I mix the ingredients without the eggs first, so I can taste without raw eggs added yet and make any seasoning adjustments. Then I add one whole egg and the white from a second egg, saving the yolk for the mustard sauce, and mix the egg in.

Crab cake ingredients

Spread about 1/2 cup of the Panko breadcrumbs on a plate, divide the crab cake mixture into 4 and shape into tennis or baseball-sized balls. Roll them in the breadcrumbs to coat, and flatten them out a little bit. Start heating up the pan on medium-high with some butter and preheat the oven to 350 degrees (we’re going to finish the crab cakes in the oven).

Crab cake prep

When the pan is hot and well-greased with the sizzling butter, add the crab cakes to the pan and cook long enough to brown them- about 4-5 minutes on each side. Be careful not to let them burn. Now comes the fun part…trying to flip each crab cake without them breaking up. I have pretty good success with a two-spatula technique- one below and one on top when you flip. Transfer them to a greased cookie sheet and put them in the preheated oven to finish. I like to use a meat thermometer to make sure they reach 165 degrees in the center.

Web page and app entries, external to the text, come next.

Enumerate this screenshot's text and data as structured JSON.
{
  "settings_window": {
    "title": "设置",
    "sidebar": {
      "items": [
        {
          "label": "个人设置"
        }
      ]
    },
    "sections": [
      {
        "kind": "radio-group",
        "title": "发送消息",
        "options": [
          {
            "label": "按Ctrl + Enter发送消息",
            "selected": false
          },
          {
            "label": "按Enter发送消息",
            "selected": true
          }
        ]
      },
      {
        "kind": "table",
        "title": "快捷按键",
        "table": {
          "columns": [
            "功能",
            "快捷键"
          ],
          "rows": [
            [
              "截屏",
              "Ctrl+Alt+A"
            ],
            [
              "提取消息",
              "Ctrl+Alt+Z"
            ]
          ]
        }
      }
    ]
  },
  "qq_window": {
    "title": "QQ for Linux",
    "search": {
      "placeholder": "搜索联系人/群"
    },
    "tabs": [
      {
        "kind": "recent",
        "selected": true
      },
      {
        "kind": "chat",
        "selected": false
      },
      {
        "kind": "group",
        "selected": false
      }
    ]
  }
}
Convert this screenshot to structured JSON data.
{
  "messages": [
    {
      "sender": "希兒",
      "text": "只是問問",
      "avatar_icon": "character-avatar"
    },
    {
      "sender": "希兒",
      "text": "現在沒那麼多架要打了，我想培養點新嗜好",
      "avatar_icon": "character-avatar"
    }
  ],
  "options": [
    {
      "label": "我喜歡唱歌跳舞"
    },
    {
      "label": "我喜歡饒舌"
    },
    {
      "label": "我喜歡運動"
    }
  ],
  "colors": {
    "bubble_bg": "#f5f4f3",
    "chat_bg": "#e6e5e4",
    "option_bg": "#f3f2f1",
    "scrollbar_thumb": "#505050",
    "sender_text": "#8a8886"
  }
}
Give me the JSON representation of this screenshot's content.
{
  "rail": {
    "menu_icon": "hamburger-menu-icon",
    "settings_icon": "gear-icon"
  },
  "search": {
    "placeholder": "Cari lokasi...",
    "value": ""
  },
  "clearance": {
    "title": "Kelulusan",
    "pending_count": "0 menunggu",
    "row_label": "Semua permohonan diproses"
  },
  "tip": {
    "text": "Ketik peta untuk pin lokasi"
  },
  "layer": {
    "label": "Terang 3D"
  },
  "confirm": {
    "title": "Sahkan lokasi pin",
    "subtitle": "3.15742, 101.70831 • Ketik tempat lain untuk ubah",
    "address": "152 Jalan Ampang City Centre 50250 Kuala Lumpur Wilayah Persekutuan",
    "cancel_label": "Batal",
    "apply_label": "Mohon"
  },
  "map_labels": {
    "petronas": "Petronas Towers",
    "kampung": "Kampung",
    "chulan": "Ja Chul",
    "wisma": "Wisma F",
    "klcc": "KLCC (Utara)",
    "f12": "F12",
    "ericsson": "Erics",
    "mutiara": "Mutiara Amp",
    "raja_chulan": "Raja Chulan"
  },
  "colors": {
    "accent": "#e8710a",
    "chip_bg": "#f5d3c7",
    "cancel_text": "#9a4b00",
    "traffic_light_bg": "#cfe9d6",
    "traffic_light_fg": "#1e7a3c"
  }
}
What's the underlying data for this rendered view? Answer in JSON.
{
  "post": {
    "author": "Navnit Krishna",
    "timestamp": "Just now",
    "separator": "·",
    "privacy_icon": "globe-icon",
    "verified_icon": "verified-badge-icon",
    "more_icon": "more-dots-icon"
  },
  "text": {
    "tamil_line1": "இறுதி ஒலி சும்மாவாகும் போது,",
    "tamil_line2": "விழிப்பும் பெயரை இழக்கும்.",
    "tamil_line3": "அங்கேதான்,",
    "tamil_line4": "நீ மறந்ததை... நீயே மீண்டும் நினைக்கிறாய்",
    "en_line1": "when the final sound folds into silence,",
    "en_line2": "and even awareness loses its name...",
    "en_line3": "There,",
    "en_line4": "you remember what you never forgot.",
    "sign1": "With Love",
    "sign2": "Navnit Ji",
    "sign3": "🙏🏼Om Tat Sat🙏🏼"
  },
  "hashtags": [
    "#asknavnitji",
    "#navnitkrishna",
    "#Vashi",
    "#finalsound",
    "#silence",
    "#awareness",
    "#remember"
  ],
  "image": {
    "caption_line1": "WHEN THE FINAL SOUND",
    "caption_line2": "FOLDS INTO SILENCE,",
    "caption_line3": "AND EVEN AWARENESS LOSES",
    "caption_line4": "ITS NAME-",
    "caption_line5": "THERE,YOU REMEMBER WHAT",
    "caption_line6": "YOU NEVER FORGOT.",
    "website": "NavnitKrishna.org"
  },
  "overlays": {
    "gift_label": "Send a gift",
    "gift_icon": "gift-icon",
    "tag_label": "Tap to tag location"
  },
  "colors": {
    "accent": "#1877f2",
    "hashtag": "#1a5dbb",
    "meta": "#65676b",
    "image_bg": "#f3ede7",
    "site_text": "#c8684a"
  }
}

Cooking crab cakes

Now we make the sauce while the crab cakes are finishing up in the oven. Add the chicken stock, egg yolk, splash of white wine and 2 heaping tablespoons of spicy brown mustard to a blender. Mix well, then open the top and with the blender set on a low mix setting, slowly pour the olive oil in. Blending with the egg yolk creates an emusion- which just means oil and water-based elements that don’t normally mix well can now be combined. Now pour the sauce into a pan on low heat (I use the same pan to cook the veggies, brown the crab cakes and heat the sauce, just cleaning it out in-between). Make sure the heat is low and constantly stir, or the emusion will break and the olive oil will separate out of the sauce and it won’t look too good (it’ll still taste good though). If it does start to separate, sometimes you can get lucky and re-emulsify by pouring the sauce back into the blender and blending some more.

Mustard Sauce

The sauce should thicken up and be ready in 10-15 minutes of stirring, just about the time the crab cakes are done in the oven. Add the crab cakes to the plate with a couple lemon wedges and whatever side veggie you’re serving (I did broccoli here but I often serve crab cakes with asparagus, which is really good with the mustard sauce as well). Creatively drizzle some mustard sauce on the plate and you’re ready to serve. Enjoy!

Finished crab cakes